I cut my poinsettias out with the co-ordinating die but they wouldn’t be too hard to cut by hand, especially if you have fussy cutting skills (which I don’t). I matted the polka dot panel in red and added a sentiment from ‘festive snippets’ in versafine crimson red.
I embossed my second poinsettia in gold powder then coloured with zig clean color real brush markers. As I often do I used two reds and two greens, colouring first with the light marker then adding the darker colour at one end before blending with water to fill the petals.
I applied adhesive to a strip of gold cardstock then trimmed it even narrower to position behind the popped up poinsettia. I embossed a sentiment in the same gold embossing powder used for the flower.
I am continuing to participate in Kathy Racoosin’s 30 Day colouring challenge. If you want some colouring inspiration pop over to her blog and check out her tutorials and link up. Let me know if you are participating.
Stamps: Christmas poinsettia, festive snippets (PB)
Dies: xmas poinsettia cut out (PB)
Paper: hot pressed watercolour paper, Alexandra Renke pink dots, gold shimmer, red cardstock
Ink: festive berries, shabby shutters distress inks, , versamark, versafine crimson red
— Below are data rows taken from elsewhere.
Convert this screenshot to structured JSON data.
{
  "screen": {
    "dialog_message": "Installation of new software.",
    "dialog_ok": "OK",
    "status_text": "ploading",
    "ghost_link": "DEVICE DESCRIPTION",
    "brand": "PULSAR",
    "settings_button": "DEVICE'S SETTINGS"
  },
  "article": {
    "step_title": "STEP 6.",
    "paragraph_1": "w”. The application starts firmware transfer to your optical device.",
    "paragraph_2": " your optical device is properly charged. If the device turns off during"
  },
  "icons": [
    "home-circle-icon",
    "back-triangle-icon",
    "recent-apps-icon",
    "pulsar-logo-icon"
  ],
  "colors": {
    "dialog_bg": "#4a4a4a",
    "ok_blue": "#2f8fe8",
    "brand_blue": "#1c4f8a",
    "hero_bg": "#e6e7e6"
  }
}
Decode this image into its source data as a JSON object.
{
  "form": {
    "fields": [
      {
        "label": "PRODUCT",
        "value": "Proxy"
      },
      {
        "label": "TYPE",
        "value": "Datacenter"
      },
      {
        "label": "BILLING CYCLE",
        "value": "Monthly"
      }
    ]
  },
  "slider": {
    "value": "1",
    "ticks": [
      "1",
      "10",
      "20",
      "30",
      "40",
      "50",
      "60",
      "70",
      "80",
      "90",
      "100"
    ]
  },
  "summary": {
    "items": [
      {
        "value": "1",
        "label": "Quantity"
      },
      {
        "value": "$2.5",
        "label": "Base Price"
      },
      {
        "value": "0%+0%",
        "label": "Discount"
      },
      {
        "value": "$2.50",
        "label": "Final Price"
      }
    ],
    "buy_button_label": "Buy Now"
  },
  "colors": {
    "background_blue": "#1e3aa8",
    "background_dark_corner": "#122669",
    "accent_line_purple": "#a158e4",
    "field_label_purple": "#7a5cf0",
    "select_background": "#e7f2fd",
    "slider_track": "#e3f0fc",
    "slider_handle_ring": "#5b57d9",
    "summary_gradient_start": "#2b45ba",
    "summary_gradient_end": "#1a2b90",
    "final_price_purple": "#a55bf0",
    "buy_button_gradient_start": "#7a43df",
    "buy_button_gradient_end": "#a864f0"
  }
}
Markers: clean color real brush markers, peeled paint distress marker
Also: metallic gold rich embossing powder, glass mat